━━ Data for this task ━━

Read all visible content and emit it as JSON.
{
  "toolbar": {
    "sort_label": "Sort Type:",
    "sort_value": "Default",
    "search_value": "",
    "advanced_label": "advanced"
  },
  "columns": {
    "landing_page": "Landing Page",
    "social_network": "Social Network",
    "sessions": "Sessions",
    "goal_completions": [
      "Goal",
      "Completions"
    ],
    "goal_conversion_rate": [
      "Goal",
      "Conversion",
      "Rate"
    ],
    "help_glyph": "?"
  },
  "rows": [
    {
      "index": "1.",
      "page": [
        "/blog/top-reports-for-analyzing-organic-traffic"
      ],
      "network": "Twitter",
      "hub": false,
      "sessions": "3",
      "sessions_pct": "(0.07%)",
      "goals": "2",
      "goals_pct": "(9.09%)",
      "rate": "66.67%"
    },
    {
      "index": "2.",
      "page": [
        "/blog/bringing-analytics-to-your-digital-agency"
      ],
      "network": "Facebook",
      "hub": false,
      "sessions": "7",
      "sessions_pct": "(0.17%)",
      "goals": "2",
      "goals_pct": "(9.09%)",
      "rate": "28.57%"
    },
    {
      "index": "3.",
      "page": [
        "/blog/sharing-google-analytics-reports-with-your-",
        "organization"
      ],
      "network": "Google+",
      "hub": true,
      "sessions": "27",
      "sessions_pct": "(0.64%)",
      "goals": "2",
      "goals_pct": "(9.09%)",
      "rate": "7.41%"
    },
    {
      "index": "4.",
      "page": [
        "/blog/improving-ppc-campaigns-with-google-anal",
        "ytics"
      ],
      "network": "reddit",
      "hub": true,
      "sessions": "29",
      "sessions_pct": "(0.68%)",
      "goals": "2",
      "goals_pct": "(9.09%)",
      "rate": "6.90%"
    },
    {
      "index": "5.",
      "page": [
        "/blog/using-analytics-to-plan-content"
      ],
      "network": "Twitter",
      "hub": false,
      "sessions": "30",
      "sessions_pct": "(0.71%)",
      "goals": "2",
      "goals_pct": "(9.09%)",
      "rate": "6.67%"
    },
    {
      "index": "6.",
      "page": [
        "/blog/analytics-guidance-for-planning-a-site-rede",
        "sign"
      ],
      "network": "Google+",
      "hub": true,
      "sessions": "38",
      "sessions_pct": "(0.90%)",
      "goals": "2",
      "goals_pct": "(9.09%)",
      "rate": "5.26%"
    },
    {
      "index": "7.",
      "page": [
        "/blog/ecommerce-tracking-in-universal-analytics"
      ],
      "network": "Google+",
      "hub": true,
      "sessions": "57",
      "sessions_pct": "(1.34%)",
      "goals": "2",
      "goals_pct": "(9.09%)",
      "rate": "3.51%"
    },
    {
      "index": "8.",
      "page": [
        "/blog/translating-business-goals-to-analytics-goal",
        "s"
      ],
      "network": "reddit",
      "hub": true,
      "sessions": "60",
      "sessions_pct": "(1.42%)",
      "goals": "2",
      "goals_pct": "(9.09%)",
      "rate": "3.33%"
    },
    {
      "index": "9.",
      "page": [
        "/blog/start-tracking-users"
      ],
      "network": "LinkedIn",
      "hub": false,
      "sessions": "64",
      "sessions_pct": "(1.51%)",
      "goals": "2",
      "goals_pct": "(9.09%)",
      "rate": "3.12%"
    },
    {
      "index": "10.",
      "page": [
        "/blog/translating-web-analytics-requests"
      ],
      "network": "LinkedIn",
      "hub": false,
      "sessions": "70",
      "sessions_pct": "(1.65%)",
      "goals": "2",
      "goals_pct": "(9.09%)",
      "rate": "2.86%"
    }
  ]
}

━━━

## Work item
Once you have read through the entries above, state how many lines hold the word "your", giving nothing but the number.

## Output of the task
2